I usually get so anxious before any gig where I have to make a public appearance that I suffer for days and sometimes weeks ahead of time. Yet last night I had to host the reception for a solo show of my work in a local gallery and loved every minute of it. I used to make my daughter or Adrian accompany me to these events for moral support, but this time I said neither had to bother. And I wasn’t anxious before the event, either.
What made the difference? When I first moved to Ithaca seven years ago, I had a show in a very large space and had huge expectations for it. I had attended an event for another artist in that space previously, and he had crowds at his reception. Naturally, I expected crowds at mine, too. This was my debut in Ithaca, and I had plenty of anxiety before hand. I asked both Adrian and my daughter to stay with me throughout the evening.

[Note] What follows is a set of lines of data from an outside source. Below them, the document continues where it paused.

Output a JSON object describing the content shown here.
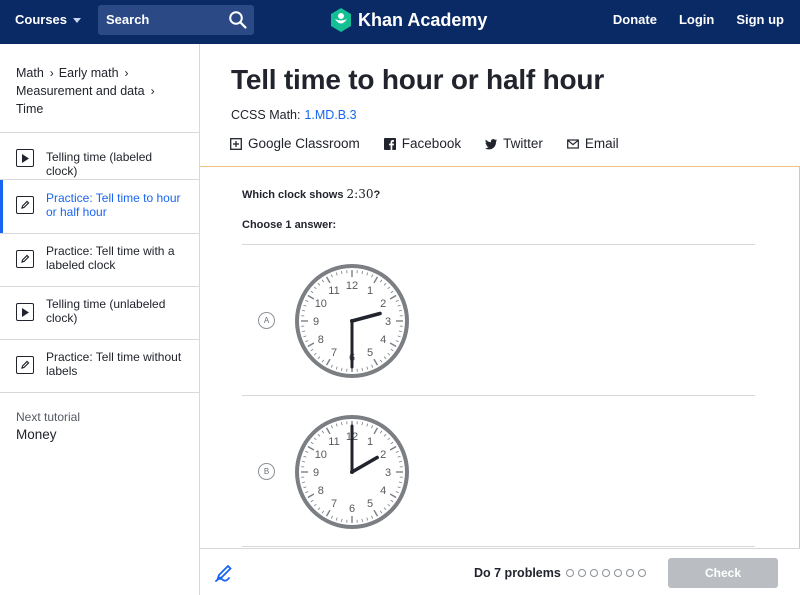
{
  "header": {
    "courses_label": "Courses",
    "search_label": "Search",
    "brand_name": "Khan Academy",
    "donate_label": "Donate",
    "login_label": "Login",
    "signup_label": "Sign up",
    "bg_color": "#0a2a66"
  },
  "breadcrumbs": {
    "items": [
      "Math",
      "Early math",
      "Measurement and data",
      "Time"
    ]
  },
  "sidebar": {
    "items": [
      {
        "label": "Telling time (labeled clock)",
        "icon": "play-icon",
        "active": false
      },
      {
        "label": "Practice: Tell time to hour or half hour",
        "icon": "pencil-icon",
        "active": true
      },
      {
        "label": "Practice: Tell time with a labeled clock",
        "icon": "pencil-icon",
        "active": false
      },
      {
        "label": "Telling time (unlabeled clock)",
        "icon": "play-icon",
        "active": false
      },
      {
        "label": "Practice: Tell time without labels",
        "icon": "pencil-icon",
        "active": false
      }
    ],
    "next_label": "Next tutorial",
    "next_name": "Money"
  },
  "main": {
    "title": "Tell time to hour or half hour",
    "ccss_prefix": "CCSS Math:",
    "ccss_code": "1.MD.B.3",
    "share": [
      "Google Classroom",
      "Facebook",
      "Twitter",
      "Email"
    ]
  },
  "exercise": {
    "question_prefix": "Which clock shows",
    "question_math": "2:30",
    "question_suffix": "?",
    "choose_label": "Choose 1 answer:",
    "choices": [
      {
        "letter": "A",
        "hour": 2,
        "minute": 30
      },
      {
        "letter": "B",
        "hour": 2,
        "minute": 0
      }
    ],
    "clock_numbers": [
      "12",
      "1",
      "2",
      "3",
      "4",
      "5",
      "6",
      "7",
      "8",
      "9",
      "10",
      "11"
    ]
  },
  "footer": {
    "do_label": "Do 7 problems",
    "progress_total": 7,
    "progress_done": 0,
    "check_label": "Check"
  },
  "colors": {
    "accent": "#1865f2",
    "exercise_border": "#f0c47f",
    "disabled_button": "#babec2"
  }
}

What I didn’t realize was that the artist who had shown earlier was very well-known here, and most of the people who came to his reception were his friends and supporters. As a new resident, I knew no one and very few people came to mine. It was a dud.
Since then I’ve had other duds at Ithaca shows, and have found that my work sells much better in other parts of the country. I haven’t exhibited locally in a long time, but thought it might be fun to do one when the non-profit gallery asked me to. There would be absolutely no pressure since I expected nothing. Also, since I’ve lived here for seven years now, I know a lot more people.
The reception last night was a social event where I was the star. Everyone loved the work and was eager to talk to me about it. Adrian and my daughter each showed up briefly, but I hardly had time to talk to them.
What I’ve learned from this experience is that taking the pressure off really helps to lower social anxiety. Normally when hosting a reception for my art, I would make enormous demands of myself:
- You must dress, act, and sound like an artist (whatever that might be).
- You must talk brilliantly about your work.
- You must help the gallery sell their clients by being the kind of artist they would want to buy art from.
Wow, no wonder I always felt anxious and worried about my performance I just hope I can take this newfound low-key style with me to the next gig.
Lynne is an abstract painter and writer from Ithaca, New York. She wrote for HealthCentral as a patient expert for Anxiety and Bipolar Disorder.